I’ll start positive. The thing that Ross gets right is his main point: Conservative support has been in decline for a long time. He says that since 1931, the Conservative share of the vote has dropped by an average of 0.2% a year.
I agree. I’ve only looked back to 1945 (covering 18 general elections rather than Ross’s 20), but I also get an average 0.2% decline a year – with, of course, a lot of variation around this general trend.
But what Ross doesn’t mention is that the Labour vote has also declined, by an average of 0.2% a year (since 1945). Conversely, the Liberal/Lib Dem vote has risen over this period by an average 0.3% a year. You can see the rough picture from this chart:
But for the sake of argument, let’s stick with the longer-term picture.
Things really go wrong when Ross looks to the future. This paragraph contains one of the highest concentrations of wrongness I’ve ever seen:
Taking these projections, if the Tories won the next election, they would get 34.6% of the vote, and if they lost they would get 30.3% of the vote. As there is no doubt at present that the Tories will lose, they will get 30.3% of the vote. As always there is a bit of statistical noise in any calculation, so 29.3% to 31.3% would be a reasonable range, but 30.3% is the central figure.
What he seems to be doing is separating elections that the Conservatives have won from ones they have lost, and then extrapolating the trends for both categories.

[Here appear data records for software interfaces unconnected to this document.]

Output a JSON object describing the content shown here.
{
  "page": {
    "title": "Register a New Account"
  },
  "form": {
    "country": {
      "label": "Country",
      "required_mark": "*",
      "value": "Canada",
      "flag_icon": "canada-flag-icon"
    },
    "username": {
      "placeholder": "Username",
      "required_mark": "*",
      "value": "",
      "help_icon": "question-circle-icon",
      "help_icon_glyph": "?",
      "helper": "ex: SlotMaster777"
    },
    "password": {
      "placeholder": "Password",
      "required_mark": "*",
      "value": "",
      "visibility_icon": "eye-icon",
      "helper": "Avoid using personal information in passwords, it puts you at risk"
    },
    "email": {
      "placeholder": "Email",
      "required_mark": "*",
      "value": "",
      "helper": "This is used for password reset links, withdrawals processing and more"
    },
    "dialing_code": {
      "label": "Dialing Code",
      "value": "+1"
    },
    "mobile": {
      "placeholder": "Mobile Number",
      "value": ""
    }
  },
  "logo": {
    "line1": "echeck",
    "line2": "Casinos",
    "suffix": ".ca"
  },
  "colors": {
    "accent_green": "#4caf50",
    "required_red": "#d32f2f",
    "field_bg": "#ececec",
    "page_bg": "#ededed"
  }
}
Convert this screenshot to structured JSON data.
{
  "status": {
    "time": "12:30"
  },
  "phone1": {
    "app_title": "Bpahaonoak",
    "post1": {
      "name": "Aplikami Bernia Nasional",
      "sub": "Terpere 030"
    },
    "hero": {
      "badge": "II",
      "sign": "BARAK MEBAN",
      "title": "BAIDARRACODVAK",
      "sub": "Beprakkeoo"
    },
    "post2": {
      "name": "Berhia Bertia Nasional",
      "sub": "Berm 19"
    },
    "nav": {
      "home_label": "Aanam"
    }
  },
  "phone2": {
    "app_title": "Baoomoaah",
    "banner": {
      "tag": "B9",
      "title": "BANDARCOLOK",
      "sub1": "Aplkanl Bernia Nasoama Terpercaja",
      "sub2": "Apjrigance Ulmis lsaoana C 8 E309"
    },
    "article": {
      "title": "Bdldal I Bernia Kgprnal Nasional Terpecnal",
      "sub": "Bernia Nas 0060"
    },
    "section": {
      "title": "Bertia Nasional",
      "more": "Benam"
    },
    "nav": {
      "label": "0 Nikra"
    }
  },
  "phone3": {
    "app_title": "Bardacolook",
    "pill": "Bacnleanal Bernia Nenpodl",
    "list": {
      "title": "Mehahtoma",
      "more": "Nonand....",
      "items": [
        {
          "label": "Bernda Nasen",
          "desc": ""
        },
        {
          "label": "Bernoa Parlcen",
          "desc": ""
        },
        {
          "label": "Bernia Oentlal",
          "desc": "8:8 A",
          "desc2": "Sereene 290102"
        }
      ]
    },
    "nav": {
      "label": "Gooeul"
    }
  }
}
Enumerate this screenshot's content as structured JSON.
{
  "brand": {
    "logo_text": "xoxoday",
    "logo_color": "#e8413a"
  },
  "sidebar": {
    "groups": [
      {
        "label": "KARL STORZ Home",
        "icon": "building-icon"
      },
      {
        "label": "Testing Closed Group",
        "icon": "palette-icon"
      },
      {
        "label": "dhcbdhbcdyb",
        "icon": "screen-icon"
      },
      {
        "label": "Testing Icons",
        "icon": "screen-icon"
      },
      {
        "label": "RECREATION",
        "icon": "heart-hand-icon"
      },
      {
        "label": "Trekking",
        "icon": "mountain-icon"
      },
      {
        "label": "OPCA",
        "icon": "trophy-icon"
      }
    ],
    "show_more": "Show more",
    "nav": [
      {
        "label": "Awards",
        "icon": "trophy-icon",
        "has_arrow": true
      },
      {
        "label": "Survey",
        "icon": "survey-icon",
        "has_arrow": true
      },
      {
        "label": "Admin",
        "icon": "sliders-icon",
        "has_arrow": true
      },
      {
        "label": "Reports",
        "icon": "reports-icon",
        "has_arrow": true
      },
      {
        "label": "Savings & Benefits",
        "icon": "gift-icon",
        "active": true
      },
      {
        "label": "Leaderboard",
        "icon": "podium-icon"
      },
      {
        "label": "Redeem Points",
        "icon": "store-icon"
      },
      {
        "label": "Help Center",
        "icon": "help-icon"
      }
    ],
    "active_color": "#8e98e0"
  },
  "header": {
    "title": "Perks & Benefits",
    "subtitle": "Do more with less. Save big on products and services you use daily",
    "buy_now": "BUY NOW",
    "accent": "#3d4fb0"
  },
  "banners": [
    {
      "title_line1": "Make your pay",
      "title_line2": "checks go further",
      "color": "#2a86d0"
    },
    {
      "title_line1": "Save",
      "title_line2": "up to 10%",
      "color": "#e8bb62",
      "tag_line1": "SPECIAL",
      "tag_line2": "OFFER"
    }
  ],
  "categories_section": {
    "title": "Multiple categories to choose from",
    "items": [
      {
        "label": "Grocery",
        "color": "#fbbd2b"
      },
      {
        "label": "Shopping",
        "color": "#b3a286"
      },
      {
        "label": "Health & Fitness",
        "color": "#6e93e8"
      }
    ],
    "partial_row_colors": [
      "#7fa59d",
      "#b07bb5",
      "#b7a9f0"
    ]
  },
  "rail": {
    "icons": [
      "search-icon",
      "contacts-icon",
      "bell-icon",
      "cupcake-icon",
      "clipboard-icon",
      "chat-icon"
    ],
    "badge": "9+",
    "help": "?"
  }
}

This is a logical flub. You don’t first ask whether the Conservatives will win and then go on to wonder what vote they’ll get. You first ask what vote they (and other parties) will get, and then use that to see who’ll win. Votes determine victories, not the other way round.
So, having established that there are only two possible Conservative vote shares in 2015, he then says “there is no doubt at present that the Tories will lose”. Might there be doubt in the future? I guess it’s doubtful. But the interesting thing here is that Ross already has the election result predicted without even using his system. Presumably he’s looking at opinion polls like the rest of us. So what’s the use of the system?
Then there’s the “bit of statistical noise”: he reckons his system’s predictions have a margin of error of plus or minus 1%. That’s a lot better than the 3% that a normal-sized opinion poll has. I wonder how he arrives at this number?
He doesn’t say, but if I wanted to arrive at such a number, I’d start with this chart:
In fact, the median error is 3.8% for the Conservative vote, 2.1% for the Labour vote and 3.6% for the Liberal/Lib Dem vote: half the time, the model was wrong by more than these amounts.
But bear in mind that this model is based on a very small sample of data: 18 election results since 1945 (or 20 for Ross since 1931; adding the extra two really won’t change the picture). So the confidence intervals of any conclusions we draw from it may well be large. And they are. The standard deviation of the error in the predicted Conservative vote is 4.1%, in the Labour vote 4.6% and in the Lib Dem vote 4.3%.
Assuming a normal distribution, two-thirds of observed results would be expected to fall within one standard deviation of the central result. For a typical 95% confidence interval, we need to go plus or minus two standard deviations: 8.4% for the Conservative vote, 9.2% for Labour, 8.6% for the Lib Dems.
So, my version of Ross’s model gives these central projections for 2015: Conservatives 34.3%, Labour 31.5%, Lib Dems 26.4%. But all I’d be confident in saying is that the Conservatives will get between 25.9% and 42.7%, Labour between 22.3% and 40.7%, and the Lib Dems between 17.8% and 35%.
Probably. Assuming that there’s a genuine phenomenon here that will continue in the future. And ignoring all polling evidence.
In conclusion: Yes, long-term trends are noteworthy. But let’s not read too much into them.